Posted by Abe Sauer on November 15, 2010 02:45 PM
Megamind, and its brandlessness, is number one for a second weekend in a row, remaining the #1 movie in the U.S. and destroying Skyline and Morning Glory, the latter of which got an interesting review from one viewer.
DreamWorks' Megamind also beat Unstoppable, which means everyone should get ready for a week of "stoppable" jokes in reports about the box office numbers. But then, any film that takes an oxymoron as its title should expect what it gets.
From a product placement perspective, which is the only perspective Brandcameo knows, Unstoppable is notable for really only one reason: Fox.Continue reading...

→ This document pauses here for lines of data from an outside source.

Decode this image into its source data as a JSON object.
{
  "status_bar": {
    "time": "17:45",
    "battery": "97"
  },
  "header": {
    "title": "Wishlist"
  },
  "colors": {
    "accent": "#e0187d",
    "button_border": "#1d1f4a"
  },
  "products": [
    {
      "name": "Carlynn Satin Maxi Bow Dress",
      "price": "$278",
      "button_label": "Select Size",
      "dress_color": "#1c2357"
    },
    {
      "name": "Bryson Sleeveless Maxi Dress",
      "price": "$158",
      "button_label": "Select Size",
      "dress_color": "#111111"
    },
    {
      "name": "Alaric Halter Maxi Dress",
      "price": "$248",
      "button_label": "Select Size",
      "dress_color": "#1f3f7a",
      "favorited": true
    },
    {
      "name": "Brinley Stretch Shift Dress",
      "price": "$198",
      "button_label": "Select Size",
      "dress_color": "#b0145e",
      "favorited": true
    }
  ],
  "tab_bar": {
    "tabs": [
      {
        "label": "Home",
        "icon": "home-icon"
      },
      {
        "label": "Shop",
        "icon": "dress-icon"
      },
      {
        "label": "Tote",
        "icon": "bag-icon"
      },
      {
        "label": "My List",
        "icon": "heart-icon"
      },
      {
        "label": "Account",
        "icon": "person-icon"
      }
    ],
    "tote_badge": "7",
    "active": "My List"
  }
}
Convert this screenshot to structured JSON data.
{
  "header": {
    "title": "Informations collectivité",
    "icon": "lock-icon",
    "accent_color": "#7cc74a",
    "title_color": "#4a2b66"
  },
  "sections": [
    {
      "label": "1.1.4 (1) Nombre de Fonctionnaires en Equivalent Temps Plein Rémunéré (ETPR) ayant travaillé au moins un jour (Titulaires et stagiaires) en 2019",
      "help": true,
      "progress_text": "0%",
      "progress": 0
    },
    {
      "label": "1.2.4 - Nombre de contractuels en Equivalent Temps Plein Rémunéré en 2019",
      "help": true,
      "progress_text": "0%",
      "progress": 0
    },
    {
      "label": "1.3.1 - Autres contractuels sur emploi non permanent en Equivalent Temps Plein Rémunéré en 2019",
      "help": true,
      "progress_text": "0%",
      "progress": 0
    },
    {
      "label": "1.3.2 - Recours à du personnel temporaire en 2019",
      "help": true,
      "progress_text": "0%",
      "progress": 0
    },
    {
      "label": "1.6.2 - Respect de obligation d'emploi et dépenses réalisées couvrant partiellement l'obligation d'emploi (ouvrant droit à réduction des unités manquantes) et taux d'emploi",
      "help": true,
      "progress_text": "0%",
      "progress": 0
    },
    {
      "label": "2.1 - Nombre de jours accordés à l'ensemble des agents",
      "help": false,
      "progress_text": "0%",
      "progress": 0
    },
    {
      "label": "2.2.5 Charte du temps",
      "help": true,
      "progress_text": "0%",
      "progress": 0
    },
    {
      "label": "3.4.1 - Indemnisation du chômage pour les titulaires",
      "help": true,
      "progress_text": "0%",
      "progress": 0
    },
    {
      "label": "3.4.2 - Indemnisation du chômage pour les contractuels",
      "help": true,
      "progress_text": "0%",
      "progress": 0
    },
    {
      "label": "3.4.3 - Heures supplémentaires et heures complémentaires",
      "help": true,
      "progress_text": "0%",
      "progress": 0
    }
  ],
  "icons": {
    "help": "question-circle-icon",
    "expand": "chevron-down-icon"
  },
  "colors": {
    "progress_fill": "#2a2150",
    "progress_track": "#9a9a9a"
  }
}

Posted by Abe Sauer on November 12, 2010 06:00 PM
Product placement is a lot like advertising: it's all about recall. With that in mind, Brandcameo is introducing its latest feature, the Product Replacement Quiz. Can you name the products that appeared in all three of this week's selection of recent prominent film placements? Continue reading...
Posted by Abe Sauer on November 11, 2010 04:00 PM
This weekend's big-budget blow-it-all-up action film Unstoppable, about an out-of- control locomotive hauling deadly cargo, claims to be "based on true events." The film paints the rail company as the greedy antagonist, out to make decisions based on the bottom line and not on people's lives. In the film, that company is called "AVVR."
So what were those true events and what rail company was really involved?
The 2001 incident upon which the film is based happened with the company CSX. Yes, that CSX, of the "How tomorrow moves" commercials touting "a ton of freight… a gallon of fuel."
The incident report notes that on May 15, 2001 "an unmanned CSX yard train consisting of one model SD-40-2 locomotive, 22 loaded, and 25 empty cars, 2898 gross trailing tons, departed Stanley Yard, which is located in Walbridge, Ohio. The uncontrolled movement proceeded south for a distance of 66 miles…"Continue reading...